(Website and app data records)
● ● ● ●
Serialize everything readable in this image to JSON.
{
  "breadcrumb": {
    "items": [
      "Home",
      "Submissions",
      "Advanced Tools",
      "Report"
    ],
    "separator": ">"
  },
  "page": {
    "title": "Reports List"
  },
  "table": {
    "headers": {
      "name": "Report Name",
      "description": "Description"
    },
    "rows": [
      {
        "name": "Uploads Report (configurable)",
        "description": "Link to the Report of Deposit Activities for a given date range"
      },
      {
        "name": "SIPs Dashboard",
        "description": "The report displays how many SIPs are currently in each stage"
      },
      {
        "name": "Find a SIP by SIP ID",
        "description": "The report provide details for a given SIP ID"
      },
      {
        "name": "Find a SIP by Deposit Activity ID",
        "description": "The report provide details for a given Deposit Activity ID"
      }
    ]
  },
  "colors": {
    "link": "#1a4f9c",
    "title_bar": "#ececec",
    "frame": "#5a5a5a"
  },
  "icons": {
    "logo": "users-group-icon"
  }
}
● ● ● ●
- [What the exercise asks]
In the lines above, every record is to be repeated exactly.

- [Your response]
Serialize everything readable in this image to JSON.
{
  "breadcrumb": {
    "items": [
      "Home",
      "Submissions",
      "Advanced Tools",
      "Report"
    ],
    "separator": ">"
  },
  "page": {
    "title": "Reports List"
  },
  "table": {
    "headers": {
      "name": "Report Name",
      "description": "Description"
    },
    "rows": [
      {
        "name": "Uploads Report (configurable)",
        "description": "Link to the Report of Deposit Activities for a given date range"
      },
      {
        "name": "SIPs Dashboard",
        "description": "The report displays how many SIPs are currently in each stage"
      },
      {
        "name": "Find a SIP by SIP ID",
        "description": "The report provide details for a given SIP ID"
      },
      {
        "name": "Find a SIP by Deposit Activity ID",
        "description": "The report provide details for a given Deposit Activity ID"
      }
    ]
  },
  "colors": {
    "link": "#1a4f9c",
    "title_bar": "#ececec",
    "frame": "#5a5a5a"
  },
  "icons": {
    "logo": "users-group-icon"
  }
}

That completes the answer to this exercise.